The UAE construction sector, especially in Dubai, will be the key driver of non-oil commodity growth. With preparations for the Expo 2020 event, many new infrastructure projects are underway. Some of these UAE construction infrastructure projects include metro expansions, roads, and bridges. According to the BNC report, there are about 533 utility projects (USD 93.6 billion), 655 industrial projects (USD 87.4 billion), 493 transport projects (USD 87.4 billion) and 92 oil and gas projects (USD 68.2 billion) on the go. Urban development, however, came in at a whopping 9,972 construction projects (USD 537 billion) in the UAE.
The UAE construction sector as a whole is forecasted to grow at an average rate of 6% between 2017-2020 before slowing down to about 4.6% between 2021-2026, according to BMI Research. A lot of the current UAE construction projects are aimed at keeping up with Expo 2020 demands, which explains why the growth rate will drop after that year. The projects that are dedicated to the event are valued at about USD 3 billion. Other iconic UAE construction projects are in leu as well, like the world’s biggest mall development at Dubai Creek Harbour, estimated at USD 4 to 5 billion.
The Global Competitiveness Report conducted by the World Economic Forum ranks the UAE as the following:
There are many trends surrounding the growth of the UAE construction sector. Tourism is a big one. People from all over the world travel to the UAE to gain the Dubai experience, so it’s no surprise that Dubai is considered the top global tourism city in the world. Between 1990 and 2013, travel and tourism’s GDP contribution expanded 268%.
Expo 2020 is also a big factor affecting UAE construction projects. Dubbed the Expo Effect, the positive economic impact of development projects correlated to Expo 2020 is expected to be worth USD 940 billion and will be spread out over the next five years.
Another trend impacting UAE construction is Smart Cities. This strategy will be implemented across the UAE with a major focus on Dubai.

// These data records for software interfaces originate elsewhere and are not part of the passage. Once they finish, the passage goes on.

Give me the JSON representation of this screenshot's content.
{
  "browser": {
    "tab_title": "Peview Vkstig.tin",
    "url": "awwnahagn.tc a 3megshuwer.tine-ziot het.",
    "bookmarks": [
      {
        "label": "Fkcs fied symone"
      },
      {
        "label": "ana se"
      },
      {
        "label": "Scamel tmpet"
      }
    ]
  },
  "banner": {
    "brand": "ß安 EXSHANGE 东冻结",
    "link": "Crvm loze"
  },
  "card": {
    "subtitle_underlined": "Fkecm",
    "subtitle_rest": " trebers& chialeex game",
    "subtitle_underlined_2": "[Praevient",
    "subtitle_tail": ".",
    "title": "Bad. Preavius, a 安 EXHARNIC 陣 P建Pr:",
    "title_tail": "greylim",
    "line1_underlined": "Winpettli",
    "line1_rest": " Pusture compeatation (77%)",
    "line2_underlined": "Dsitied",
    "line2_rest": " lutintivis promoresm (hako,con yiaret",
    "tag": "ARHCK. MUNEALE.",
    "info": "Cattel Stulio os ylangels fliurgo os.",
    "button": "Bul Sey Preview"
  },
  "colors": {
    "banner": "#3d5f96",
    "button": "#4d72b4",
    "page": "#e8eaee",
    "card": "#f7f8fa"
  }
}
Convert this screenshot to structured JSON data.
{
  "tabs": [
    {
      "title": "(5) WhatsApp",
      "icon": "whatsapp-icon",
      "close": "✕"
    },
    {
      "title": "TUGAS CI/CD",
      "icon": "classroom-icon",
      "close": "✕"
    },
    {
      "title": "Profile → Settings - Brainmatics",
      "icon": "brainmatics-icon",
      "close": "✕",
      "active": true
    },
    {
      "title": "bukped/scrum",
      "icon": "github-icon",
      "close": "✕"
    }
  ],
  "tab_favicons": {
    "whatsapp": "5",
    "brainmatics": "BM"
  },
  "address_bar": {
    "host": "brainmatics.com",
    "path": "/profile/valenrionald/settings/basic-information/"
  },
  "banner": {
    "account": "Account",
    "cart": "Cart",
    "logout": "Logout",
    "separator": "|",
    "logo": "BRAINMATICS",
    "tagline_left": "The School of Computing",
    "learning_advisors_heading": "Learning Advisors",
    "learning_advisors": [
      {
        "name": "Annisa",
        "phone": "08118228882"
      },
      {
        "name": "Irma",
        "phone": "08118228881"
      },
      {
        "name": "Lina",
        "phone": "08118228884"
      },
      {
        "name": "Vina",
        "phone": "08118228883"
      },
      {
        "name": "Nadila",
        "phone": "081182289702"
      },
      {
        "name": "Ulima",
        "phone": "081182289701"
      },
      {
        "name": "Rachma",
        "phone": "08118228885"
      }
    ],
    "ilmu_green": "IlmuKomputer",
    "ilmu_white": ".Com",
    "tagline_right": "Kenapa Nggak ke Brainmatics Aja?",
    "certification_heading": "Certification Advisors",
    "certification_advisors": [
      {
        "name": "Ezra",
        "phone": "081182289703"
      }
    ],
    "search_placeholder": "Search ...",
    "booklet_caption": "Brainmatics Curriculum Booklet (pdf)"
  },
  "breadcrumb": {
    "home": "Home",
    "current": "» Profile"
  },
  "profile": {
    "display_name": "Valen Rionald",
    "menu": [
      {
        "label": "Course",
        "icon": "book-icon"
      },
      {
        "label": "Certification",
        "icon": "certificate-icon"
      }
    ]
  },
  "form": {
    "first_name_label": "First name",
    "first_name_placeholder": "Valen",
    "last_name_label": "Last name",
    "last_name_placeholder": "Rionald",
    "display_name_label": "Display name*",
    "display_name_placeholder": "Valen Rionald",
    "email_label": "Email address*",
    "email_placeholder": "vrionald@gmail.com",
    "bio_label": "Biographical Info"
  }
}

By 2021, the UAE government plans on making Dubai the world’s smartest city. Everything from smart transportation solutions to free, pan-city high-speed Wi-Fi will be implemented to help enhance Dubai’s reputation and investment capabilities. About 1,000 government services will be smart-enabled, 2,000 wifi hotspots will be installed and a savings of USD 5.9 billion is expected from Dubai’s new transportation initiatives. This strategy is meant to attract global businesses, tourists, and workers.
New laws are also impacting the UAE construction sector. The vital ones include:

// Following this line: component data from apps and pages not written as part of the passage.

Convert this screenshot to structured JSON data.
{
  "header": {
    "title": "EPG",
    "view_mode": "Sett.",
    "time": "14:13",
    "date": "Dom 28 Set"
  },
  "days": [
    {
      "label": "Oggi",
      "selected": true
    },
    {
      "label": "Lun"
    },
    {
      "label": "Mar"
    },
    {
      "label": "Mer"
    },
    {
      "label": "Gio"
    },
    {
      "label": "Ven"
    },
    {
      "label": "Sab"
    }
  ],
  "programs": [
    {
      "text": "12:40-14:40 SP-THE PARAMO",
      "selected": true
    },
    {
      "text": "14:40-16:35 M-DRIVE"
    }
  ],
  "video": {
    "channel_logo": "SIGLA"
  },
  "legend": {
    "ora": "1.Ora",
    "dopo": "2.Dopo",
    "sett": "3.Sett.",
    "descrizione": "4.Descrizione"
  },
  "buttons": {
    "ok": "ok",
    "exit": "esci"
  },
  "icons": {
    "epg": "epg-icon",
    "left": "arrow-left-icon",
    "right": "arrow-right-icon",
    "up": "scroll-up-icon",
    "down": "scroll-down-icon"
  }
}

Experts are forecasting trade in Dubai to rise dramatically as a result of Expo 2020 and the city is already seeing results. Within the first nine months of 2016, Dubai’s non-oil foreign trade topped nearly USD 260 billion. This is up 10% as compared to the same period in 2015. Dubai Trade predicts this figure will reach USD 1.09 trillion by 2020.
The UAE real estate market is also quite attractive for local and foreign investors. According to Bayut.com’s recent report, the average return-on-investment (ROI) in Dubai has remained consistent at 4.7% in H1 2017 despite rent and sale prices dropping by nearly 10%. The company does say that both property prices and rent will rise from continued investment in infrastructure, diversification of the economy and Expo 2020.
Investments picked up at the end of November 2017 with USD 2.9 billion awarded to construction contracts for nearly 50 projects, and USD 111.9 million awarded to almost 100 non-construction contracts. More than half went to small and medium-sized enterprises. Private development projects also experienced significant building efforts to match the Expo timeline.
Major real estate developments are set to launch in conjunction with the Expo, including the District One neighbourhood at the USD 10 billion Mohammed Bin Rashid Al Maktoum City, USD 545 million to the Dubai Water Canal Project, USD 3 billion to Al Habtoor City project and then there’s the major Dubai Creek Harbour project as well.